Sometimes we find horses; other times horses find us. Ute Shepherd shares her story.
Horses have a way to find their way into our hearts at times when we least expect it.
In September of 2012 I lost my Thoroughbred mare to illness. I missed her terribly and swore I did not want to have to go through this ever again. The pain of my loss remained with me and even though I had done all that I could for her, I continued to doubt myself and if I could have done more.
In March of this year I came across a posting on the CANTER Ohio website and a bay OTTB mare caught my eye. She was pretty with a large white star on her head and two white stocking feet. It was not until May that I ended up contacting CANTER Ohio and just ask a few questions about her. I found out that she had suffered a slab fracture to both knees and that she was in a surgery lay up barn recovering from her ordeal. I thought why not send a little care package and through the course of our conversation found out she was only about 40 minutes from my house. Why not just drop the package off?

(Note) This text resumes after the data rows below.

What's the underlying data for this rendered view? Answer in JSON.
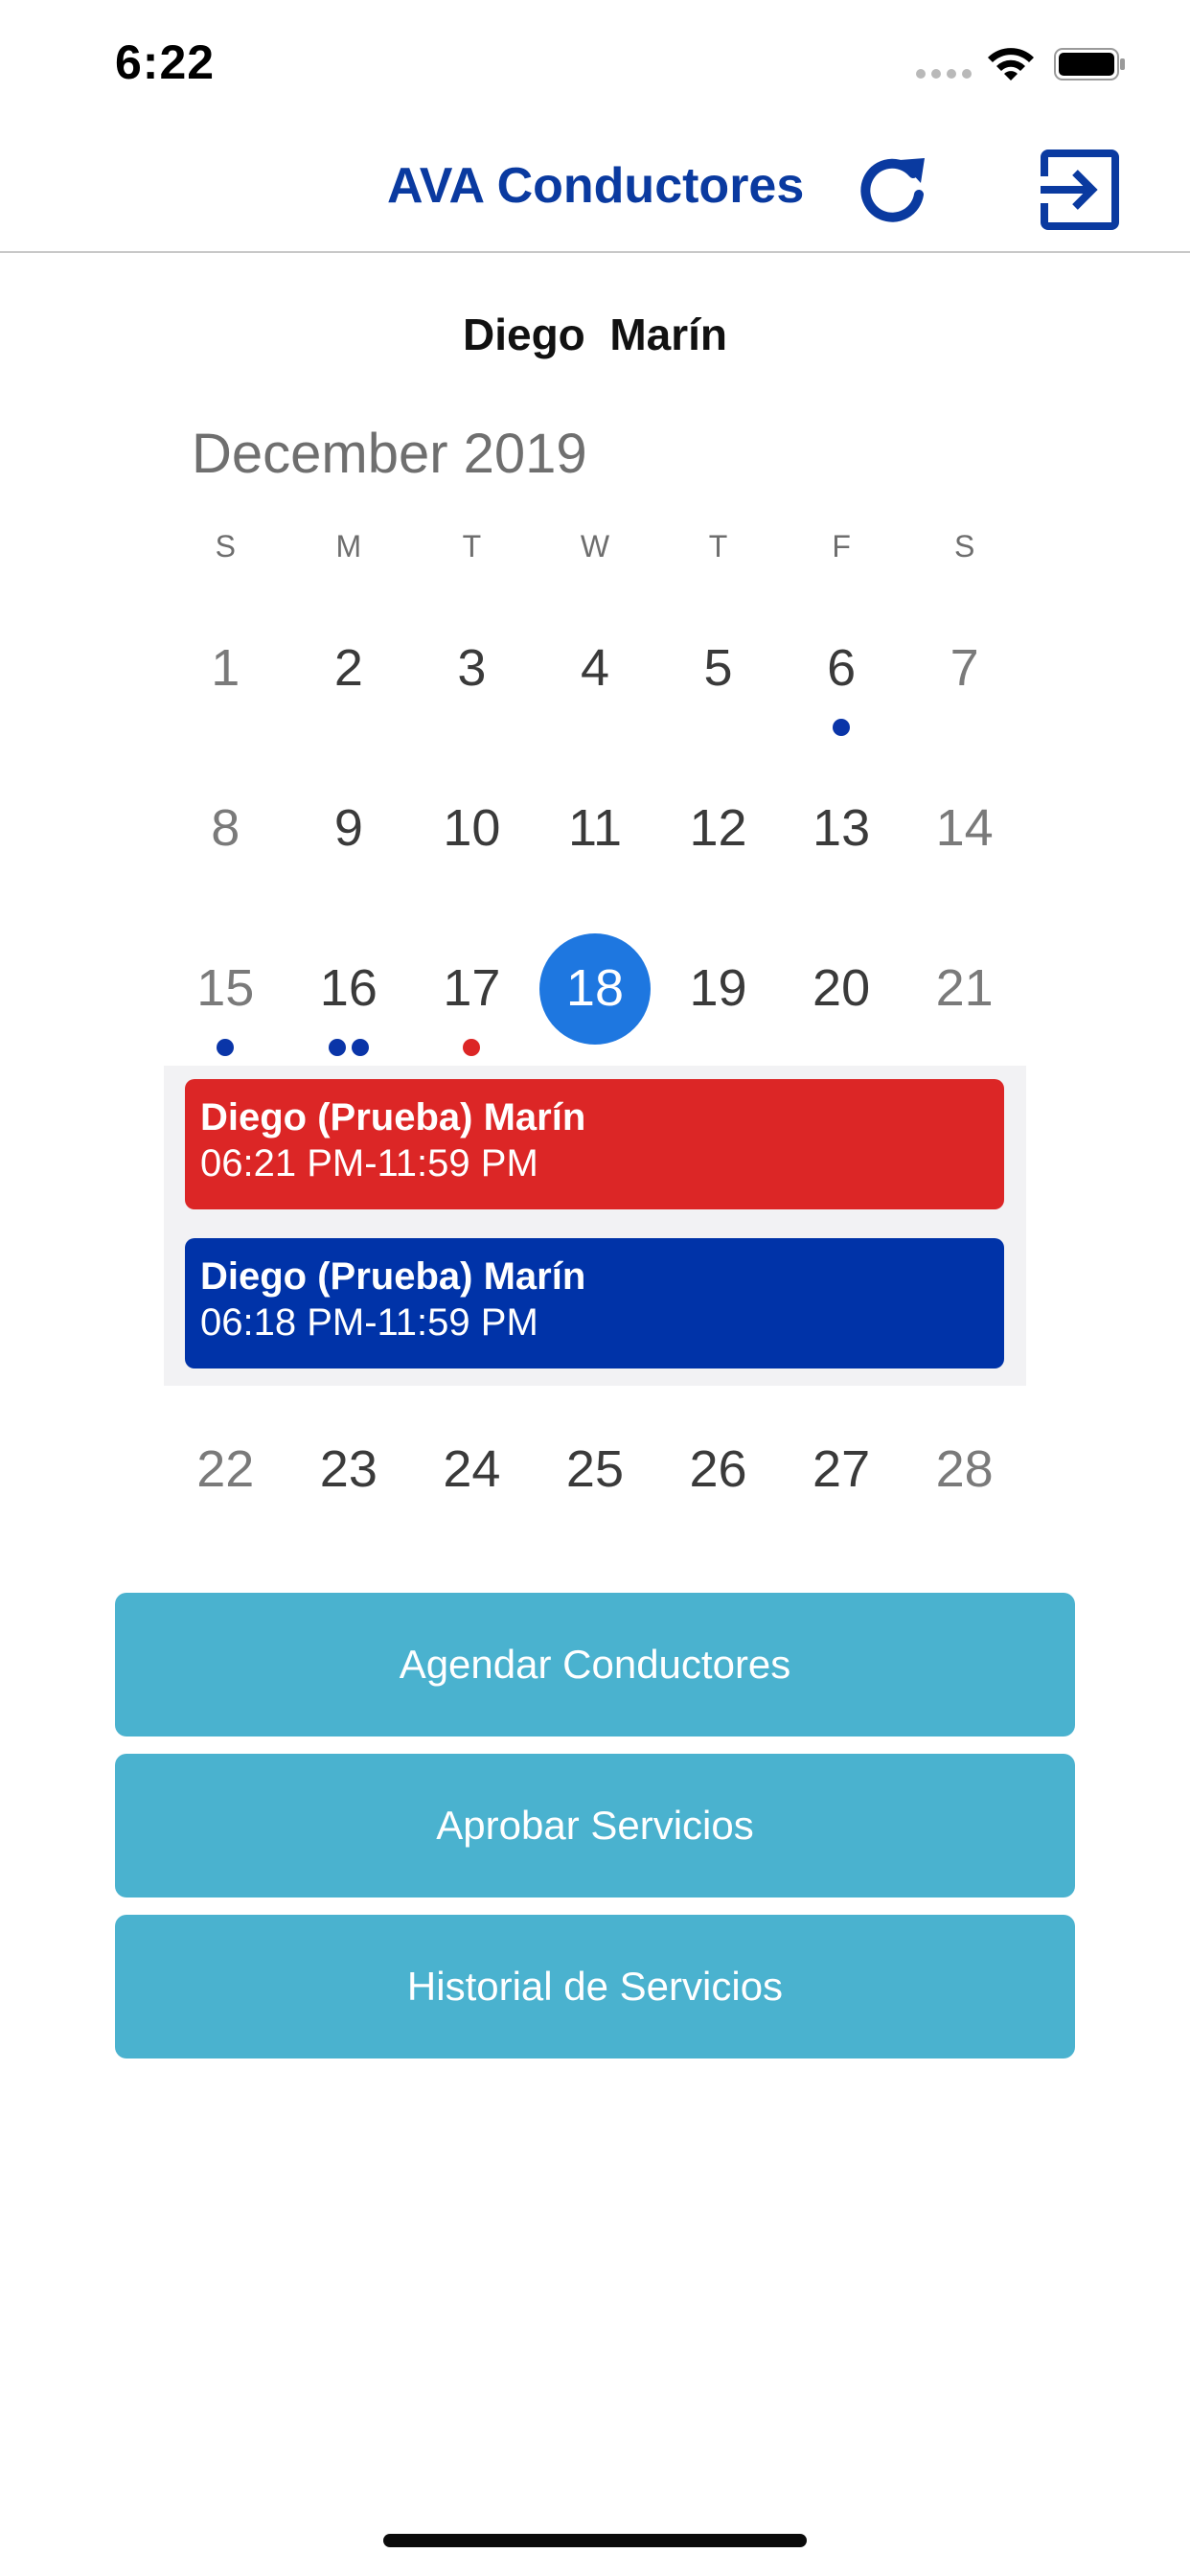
{
  "status_bar": {
    "time": "6:22",
    "icons": [
      "signal-icon",
      "wifi-icon",
      "battery-icon"
    ]
  },
  "header": {
    "title": "AVA Conductores",
    "refresh_icon": "refresh-icon",
    "logout_icon": "logout-icon"
  },
  "user": {
    "name": "Diego  Marín"
  },
  "calendar": {
    "month_title": "December 2019",
    "weekdays": [
      "S",
      "M",
      "T",
      "W",
      "T",
      "F",
      "S"
    ],
    "weeks": [
      [
        "1",
        "2",
        "3",
        "4",
        "5",
        "6",
        "7"
      ],
      [
        "8",
        "9",
        "10",
        "11",
        "12",
        "13",
        "14"
      ],
      [
        "15",
        "16",
        "17",
        "18",
        "19",
        "20",
        "21"
      ],
      [
        "22",
        "23",
        "24",
        "25",
        "26",
        "27",
        "28"
      ]
    ],
    "selected_day": "18",
    "colors": {
      "selected": "#1e77e0",
      "dot_blue": "#0a35a8",
      "dot_red": "#dc2626"
    }
  },
  "events": [
    {
      "name": "Diego (Prueba) Marín",
      "time": "06:21 PM-11:59 PM",
      "color": "#dc2626"
    },
    {
      "name": "Diego (Prueba) Marín",
      "time": "06:18 PM-11:59 PM",
      "color": "#0033a8"
    }
  ],
  "buttons": {
    "schedule_label": "Agendar Conductores",
    "approve_label": "Aprobar Servicios",
    "history_label": "Historial de Servicios",
    "color": "#4ab2cf"
  }
}
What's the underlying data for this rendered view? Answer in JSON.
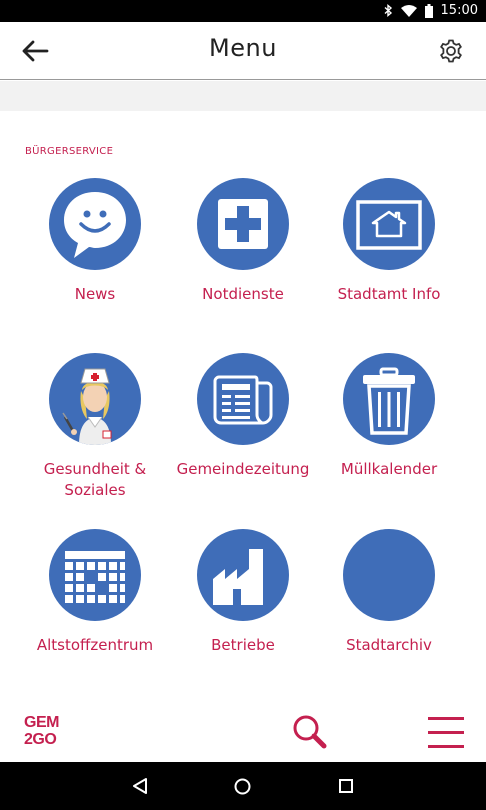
{
  "status": {
    "time": "15:00",
    "icons": [
      "bluetooth-icon",
      "wifi-icon",
      "battery-icon"
    ]
  },
  "header": {
    "title": "Menu",
    "back_icon": "arrow-left-icon",
    "settings_icon": "gear-icon"
  },
  "section": {
    "label": "BÜRGERSERVICE"
  },
  "tiles": [
    {
      "label": "News",
      "icon": "speech-bubble-smiley-icon"
    },
    {
      "label": "Notdienste",
      "icon": "medical-cross-icon"
    },
    {
      "label": "Stadtamt Info",
      "icon": "house-sign-icon"
    },
    {
      "label": "Gesundheit & Soziales",
      "icon": "nurse-icon"
    },
    {
      "label": "Gemeindezeitung",
      "icon": "newspaper-icon"
    },
    {
      "label": "Müllkalender",
      "icon": "trash-bin-icon"
    },
    {
      "label": "Altstoffzentrum",
      "icon": "calendar-grid-icon"
    },
    {
      "label": "Betriebe",
      "icon": "factory-icon"
    },
    {
      "label": "Stadtarchiv",
      "icon": "blank-circle-icon"
    }
  ],
  "bottom": {
    "logo_line1": "GEM",
    "logo_line2": "2GO",
    "search_icon": "search-icon",
    "menu_icon": "hamburger-icon"
  },
  "navbar": {
    "icons": [
      "back-triangle-icon",
      "home-circle-icon",
      "recents-square-icon"
    ]
  },
  "colors": {
    "accent": "#c4204f",
    "tile": "#3f6db8"
  }
}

I contacted several companies who offered me donations to take for the horses and finally on May 9th I made the short drive to meet Conga for the first time.
From the first moment I laid eyes on her, I felt how special this mare was. She was even more beautiful in person than in the pictures and had a very sweet and laid back personality. I put the halter on her and led her out of her stall to brush her. As I stood next to her and talked to her caretaker, she put sniffed me and put her head on my shoulder, which was something my other mare always did. I felt a connection with Conga that was indescribable. I just knew I had to do what I could to bring her home.
Over the next weeks and months I researched slab fractures and read what I could find. I went out to visit her at least once a week and we spent time grooming, bathing, hand grazing and just enjoying each others company. Her knees and her potential future remained in question for some time until the vets declared her sound enough for occasional light riding only. I watched as she took her first steps under saddle again after rehab and she was stiff but remained comfortable enough that on September 1st I was able to adopt her and bring her home.
When we adopt/rescue these wonderful horses, I wonder sometimes who is really rescuing whom. I may have been able to give Conga a new home, but she gave me so much more in return. She has continued to get better as she is regaining her strength. I am glad that I found her and have learned that pain is the price we have to pay for loving something so much. Conga is now a part of the family and I could not imagine her not being there. She is truly special.
Here at Horse Nation, we believe that the best therapists are our own horses. We love sharing the stories of special equines and the lessons horses have taught us — email yours to [email protected] to be featured in an upcoming edition of Back on Track “Horse Therapy.” Go Back on Track, and Go Riding!